The battle for elephants has been raging on many fronts this year. In Kenya, our red line was crossed by the death of Changilla, a Samburu-born bull with a fighting spirit. It got worse as we watched a Chinese national walking away with a $350 fine for a $16,000 crime and the blood of elephants on his hands. So we began a year of marching around the country, of reforming poachers, of writing letters to the President of Kenya, of standing up and shouting out for many of our beloved elephants who we knew and have now lost. Slowly but surely, the victories began to trickle in.
The President’s inaugural speech in April in which he promised to fight poaching was the first major win. That his wife, the First Lady, joined in the struggle was a sure indication of the President’s commitment.

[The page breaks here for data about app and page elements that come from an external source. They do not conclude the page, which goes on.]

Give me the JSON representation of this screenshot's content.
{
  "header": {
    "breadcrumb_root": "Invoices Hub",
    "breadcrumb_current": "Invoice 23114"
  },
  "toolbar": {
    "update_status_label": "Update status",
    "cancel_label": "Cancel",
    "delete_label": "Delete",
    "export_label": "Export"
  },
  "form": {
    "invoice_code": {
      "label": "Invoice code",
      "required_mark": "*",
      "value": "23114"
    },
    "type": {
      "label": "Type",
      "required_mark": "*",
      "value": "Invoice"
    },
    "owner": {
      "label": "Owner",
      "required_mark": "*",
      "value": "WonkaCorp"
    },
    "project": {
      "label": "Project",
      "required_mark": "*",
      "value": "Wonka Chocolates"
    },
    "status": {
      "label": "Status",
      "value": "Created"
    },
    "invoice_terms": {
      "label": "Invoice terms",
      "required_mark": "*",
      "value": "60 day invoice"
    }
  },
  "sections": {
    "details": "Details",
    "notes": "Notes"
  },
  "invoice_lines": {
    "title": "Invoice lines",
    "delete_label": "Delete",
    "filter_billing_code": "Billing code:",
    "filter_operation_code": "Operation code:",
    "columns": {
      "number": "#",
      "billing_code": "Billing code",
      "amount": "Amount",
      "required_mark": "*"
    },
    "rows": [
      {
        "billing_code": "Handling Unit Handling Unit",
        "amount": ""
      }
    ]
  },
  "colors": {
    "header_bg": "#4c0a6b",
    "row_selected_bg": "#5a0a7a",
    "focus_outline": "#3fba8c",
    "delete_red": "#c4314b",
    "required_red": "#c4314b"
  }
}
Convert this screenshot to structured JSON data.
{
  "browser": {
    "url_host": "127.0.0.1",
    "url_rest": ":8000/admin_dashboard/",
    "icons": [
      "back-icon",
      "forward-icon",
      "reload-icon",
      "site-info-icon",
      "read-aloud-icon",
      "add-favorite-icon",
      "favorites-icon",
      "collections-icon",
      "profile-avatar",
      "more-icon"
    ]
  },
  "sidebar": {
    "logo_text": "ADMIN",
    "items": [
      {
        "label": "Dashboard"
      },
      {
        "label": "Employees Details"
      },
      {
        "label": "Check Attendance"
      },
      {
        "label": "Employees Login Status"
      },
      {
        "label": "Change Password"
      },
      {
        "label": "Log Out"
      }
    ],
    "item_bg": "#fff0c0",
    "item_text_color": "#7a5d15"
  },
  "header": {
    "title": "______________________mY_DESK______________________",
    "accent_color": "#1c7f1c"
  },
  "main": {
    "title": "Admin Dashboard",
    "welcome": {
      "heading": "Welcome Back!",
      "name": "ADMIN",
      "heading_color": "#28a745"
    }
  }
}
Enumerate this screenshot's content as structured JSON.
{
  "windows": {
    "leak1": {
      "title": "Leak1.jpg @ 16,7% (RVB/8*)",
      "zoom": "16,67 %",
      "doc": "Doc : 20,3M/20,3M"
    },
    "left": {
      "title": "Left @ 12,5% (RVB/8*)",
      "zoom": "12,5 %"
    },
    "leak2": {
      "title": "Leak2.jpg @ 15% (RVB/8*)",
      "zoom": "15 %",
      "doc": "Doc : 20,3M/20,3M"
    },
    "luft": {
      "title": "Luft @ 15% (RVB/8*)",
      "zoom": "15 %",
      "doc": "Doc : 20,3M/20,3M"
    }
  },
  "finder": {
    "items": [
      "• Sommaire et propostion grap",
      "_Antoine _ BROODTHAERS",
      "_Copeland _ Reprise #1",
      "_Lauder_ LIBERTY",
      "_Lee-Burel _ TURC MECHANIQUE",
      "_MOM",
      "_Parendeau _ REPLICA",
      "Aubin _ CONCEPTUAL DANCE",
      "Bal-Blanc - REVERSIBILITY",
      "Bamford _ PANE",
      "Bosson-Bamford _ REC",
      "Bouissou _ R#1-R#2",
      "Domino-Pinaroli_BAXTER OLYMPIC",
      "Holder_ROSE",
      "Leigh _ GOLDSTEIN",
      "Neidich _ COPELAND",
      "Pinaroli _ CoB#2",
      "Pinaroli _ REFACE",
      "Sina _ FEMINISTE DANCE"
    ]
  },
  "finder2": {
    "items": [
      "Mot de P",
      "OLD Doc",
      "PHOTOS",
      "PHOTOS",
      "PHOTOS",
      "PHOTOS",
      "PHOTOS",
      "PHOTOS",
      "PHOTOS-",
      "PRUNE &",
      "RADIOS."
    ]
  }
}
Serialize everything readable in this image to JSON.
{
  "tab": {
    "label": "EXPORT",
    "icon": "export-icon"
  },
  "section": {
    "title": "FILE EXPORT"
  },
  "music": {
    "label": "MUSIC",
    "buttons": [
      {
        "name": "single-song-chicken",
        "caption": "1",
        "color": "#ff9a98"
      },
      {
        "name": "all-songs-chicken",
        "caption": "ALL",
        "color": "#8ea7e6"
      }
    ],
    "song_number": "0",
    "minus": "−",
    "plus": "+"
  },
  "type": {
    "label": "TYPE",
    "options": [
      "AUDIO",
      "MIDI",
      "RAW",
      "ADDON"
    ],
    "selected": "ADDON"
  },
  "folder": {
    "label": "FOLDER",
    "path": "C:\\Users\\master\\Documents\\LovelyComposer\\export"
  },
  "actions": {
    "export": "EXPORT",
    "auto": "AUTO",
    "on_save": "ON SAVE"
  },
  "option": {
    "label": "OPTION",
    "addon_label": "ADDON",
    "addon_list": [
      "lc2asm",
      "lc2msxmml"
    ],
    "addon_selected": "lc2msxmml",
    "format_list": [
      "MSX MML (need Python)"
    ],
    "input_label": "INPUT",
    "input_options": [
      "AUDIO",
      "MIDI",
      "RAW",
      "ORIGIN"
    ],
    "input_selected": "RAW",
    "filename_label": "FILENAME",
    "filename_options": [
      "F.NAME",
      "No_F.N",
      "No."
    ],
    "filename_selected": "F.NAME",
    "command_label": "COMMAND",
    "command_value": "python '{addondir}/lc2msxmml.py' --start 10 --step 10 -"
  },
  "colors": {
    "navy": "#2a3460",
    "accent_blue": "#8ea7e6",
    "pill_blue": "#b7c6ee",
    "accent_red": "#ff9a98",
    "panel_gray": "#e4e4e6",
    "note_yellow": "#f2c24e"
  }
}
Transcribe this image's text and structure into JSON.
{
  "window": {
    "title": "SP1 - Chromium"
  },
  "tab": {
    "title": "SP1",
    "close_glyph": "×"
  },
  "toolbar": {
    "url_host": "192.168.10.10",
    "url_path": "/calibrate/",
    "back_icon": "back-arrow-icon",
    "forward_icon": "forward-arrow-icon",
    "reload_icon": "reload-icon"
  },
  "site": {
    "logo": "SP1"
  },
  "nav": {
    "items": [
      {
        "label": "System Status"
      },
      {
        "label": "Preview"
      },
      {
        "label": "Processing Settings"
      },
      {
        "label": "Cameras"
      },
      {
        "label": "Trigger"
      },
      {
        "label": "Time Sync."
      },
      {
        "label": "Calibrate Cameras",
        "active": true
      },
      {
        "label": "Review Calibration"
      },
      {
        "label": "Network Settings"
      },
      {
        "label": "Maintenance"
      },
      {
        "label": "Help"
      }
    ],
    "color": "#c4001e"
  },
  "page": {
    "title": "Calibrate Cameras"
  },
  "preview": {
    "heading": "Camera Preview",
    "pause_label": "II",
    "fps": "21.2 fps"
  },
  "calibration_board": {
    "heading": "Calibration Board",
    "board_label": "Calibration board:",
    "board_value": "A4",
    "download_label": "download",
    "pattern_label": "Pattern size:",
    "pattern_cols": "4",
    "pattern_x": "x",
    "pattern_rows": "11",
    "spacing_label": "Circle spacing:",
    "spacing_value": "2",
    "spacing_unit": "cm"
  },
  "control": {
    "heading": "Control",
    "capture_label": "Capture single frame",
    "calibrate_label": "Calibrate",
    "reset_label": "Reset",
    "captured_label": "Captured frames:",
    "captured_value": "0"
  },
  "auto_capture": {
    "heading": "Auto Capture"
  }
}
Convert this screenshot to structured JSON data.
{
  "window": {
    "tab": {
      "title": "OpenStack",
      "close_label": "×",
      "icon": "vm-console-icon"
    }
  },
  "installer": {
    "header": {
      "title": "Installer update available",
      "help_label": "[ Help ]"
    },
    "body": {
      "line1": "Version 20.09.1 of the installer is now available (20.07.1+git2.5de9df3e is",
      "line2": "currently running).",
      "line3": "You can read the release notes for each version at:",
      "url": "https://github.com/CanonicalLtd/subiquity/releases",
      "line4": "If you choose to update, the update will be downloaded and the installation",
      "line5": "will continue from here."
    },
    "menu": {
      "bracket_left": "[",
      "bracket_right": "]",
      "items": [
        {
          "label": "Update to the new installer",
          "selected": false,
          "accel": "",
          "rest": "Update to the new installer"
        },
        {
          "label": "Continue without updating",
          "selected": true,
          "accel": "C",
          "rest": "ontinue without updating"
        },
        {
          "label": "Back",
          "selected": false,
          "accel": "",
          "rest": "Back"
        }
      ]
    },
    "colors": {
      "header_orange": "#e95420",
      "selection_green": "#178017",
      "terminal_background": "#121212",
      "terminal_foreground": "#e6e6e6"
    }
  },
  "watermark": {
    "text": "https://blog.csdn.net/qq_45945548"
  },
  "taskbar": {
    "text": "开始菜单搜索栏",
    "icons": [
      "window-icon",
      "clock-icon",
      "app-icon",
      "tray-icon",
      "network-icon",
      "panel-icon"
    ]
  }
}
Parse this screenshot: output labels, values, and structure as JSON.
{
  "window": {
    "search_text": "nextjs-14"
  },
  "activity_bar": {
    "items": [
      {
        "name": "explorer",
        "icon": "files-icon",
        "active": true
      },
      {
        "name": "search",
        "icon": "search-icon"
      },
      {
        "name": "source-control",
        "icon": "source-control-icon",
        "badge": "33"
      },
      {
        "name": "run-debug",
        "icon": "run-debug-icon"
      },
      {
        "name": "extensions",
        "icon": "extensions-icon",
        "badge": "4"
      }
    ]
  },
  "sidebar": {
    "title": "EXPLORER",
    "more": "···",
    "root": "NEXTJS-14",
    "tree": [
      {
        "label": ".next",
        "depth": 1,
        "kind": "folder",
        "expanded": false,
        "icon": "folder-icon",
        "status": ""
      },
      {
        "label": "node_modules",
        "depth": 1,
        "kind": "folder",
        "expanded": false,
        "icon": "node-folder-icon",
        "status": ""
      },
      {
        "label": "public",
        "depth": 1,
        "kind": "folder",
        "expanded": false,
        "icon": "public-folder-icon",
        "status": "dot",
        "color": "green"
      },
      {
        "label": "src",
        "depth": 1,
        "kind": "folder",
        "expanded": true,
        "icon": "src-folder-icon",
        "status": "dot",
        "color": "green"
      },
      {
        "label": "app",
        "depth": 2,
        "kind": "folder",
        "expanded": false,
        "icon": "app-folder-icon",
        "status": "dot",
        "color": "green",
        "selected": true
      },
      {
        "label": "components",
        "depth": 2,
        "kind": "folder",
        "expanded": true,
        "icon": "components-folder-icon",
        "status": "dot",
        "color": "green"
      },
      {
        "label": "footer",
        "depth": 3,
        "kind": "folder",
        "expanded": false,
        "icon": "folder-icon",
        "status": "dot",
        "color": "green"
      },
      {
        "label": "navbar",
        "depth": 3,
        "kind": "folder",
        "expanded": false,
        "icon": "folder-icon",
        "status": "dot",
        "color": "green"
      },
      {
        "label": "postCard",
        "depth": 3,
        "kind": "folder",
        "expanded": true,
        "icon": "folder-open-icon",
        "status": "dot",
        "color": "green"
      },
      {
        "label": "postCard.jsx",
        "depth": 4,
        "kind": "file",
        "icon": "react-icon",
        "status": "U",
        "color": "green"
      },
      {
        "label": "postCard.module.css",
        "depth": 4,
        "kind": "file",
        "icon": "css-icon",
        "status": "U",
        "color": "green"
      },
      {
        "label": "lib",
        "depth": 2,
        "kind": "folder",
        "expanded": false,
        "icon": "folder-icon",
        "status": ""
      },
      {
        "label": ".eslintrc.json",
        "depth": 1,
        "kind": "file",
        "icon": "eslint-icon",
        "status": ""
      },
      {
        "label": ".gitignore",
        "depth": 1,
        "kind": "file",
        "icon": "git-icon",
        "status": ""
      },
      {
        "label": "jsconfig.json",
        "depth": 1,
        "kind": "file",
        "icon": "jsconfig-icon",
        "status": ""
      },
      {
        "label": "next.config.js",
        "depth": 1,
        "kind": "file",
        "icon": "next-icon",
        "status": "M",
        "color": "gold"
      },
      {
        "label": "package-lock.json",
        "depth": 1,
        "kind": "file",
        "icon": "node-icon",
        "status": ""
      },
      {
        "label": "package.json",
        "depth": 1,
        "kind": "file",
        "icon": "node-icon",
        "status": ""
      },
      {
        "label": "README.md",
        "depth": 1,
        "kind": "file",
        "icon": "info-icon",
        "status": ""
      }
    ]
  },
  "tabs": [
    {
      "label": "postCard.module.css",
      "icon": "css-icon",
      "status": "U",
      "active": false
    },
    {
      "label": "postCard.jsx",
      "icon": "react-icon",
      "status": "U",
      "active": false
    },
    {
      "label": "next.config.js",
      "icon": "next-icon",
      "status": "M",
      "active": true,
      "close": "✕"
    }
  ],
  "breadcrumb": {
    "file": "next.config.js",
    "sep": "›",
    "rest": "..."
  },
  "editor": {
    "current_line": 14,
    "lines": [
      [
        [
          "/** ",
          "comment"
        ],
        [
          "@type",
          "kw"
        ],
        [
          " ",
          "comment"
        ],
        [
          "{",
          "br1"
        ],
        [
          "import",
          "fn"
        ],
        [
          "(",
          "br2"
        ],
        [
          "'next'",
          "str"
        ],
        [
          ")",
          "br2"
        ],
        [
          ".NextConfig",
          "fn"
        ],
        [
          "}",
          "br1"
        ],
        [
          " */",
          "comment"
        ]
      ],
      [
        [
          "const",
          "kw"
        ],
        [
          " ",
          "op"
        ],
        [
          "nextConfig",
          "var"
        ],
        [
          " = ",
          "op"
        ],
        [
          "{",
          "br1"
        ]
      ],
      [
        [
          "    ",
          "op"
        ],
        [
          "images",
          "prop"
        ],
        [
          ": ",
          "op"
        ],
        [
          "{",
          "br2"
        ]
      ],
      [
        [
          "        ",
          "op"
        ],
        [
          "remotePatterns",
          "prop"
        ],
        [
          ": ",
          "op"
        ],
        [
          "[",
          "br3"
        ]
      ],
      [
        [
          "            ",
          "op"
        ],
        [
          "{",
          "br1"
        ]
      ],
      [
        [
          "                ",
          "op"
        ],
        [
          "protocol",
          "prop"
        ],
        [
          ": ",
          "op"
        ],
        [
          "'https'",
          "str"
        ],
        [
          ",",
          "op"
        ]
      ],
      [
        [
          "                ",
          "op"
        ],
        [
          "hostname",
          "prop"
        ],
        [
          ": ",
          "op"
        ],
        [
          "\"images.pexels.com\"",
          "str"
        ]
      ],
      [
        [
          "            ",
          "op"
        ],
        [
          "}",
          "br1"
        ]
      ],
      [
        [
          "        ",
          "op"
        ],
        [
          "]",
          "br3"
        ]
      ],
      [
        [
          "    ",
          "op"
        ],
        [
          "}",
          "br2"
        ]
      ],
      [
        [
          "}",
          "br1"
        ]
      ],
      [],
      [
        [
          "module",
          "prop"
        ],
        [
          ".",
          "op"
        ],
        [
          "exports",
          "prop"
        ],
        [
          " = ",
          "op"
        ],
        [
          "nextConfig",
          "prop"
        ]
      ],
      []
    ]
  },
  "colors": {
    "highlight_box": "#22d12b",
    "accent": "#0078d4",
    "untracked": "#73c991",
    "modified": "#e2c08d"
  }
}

Much credit should go to Paula Kahumbu, CEO of Wildlife Direct, whose campaign HANDS OFF OUR ELEPHANTS has brought new energy and awareness to the issue in Kenya, and has been backed by the Kenya Elephant Forum. The importance of unified action of this type to save elephants can’t be overstated.
As a result the Director of Public Prosecutions has taken wildlife crime cases into his own docket – another step in the right direction. But, even after parliament passed new legislation allowing punitive sentencing of 15 years for wildlife crime and 10M shilling ($115,000) fines up from 40,000/- ($450), not much changed in the following weeks in the courts of law. Offenders were still walking away with the slap-on-the-wrist fines. A sense of despair at poor implementation of the new laws began creeping in, especially when foreign smugglers time and time again pleaded guilty and then walked away. It felt like Kenya’s heritage was being carried off to far away lands and there was no will to stop it.
This August, something finally gave. Chinese national Chen Biemei, 30, was jailed for 31 months for trying to smuggle 6.9kg of worked ivory she had disguised as 15 bags of Kenyan macadamia nuts. During sentencing, the magistrate noted that the culprit had ‘malicious intentions and a guilty mind’ that necessitated a custodial sentence to reign on the menace.
Kenyans celebrated the bells of justice beginning to toll. “A precedent has been set by this sentencing,” said a Kenya Wildlife Service spokesman. “It is a sign that our judiciary is waking up to the scale of the crisis and the damage that is being done to our animals.”
It is our hope that the bells will keep ringing, sending a clear warning to anyone stepping onto Kenyan soil with “malicious intentions” towards our elephants, which are a symbol of Kenyan culture, a pillar of the economy and the engineers of the beautiful landscape for which Kenya is justly famous.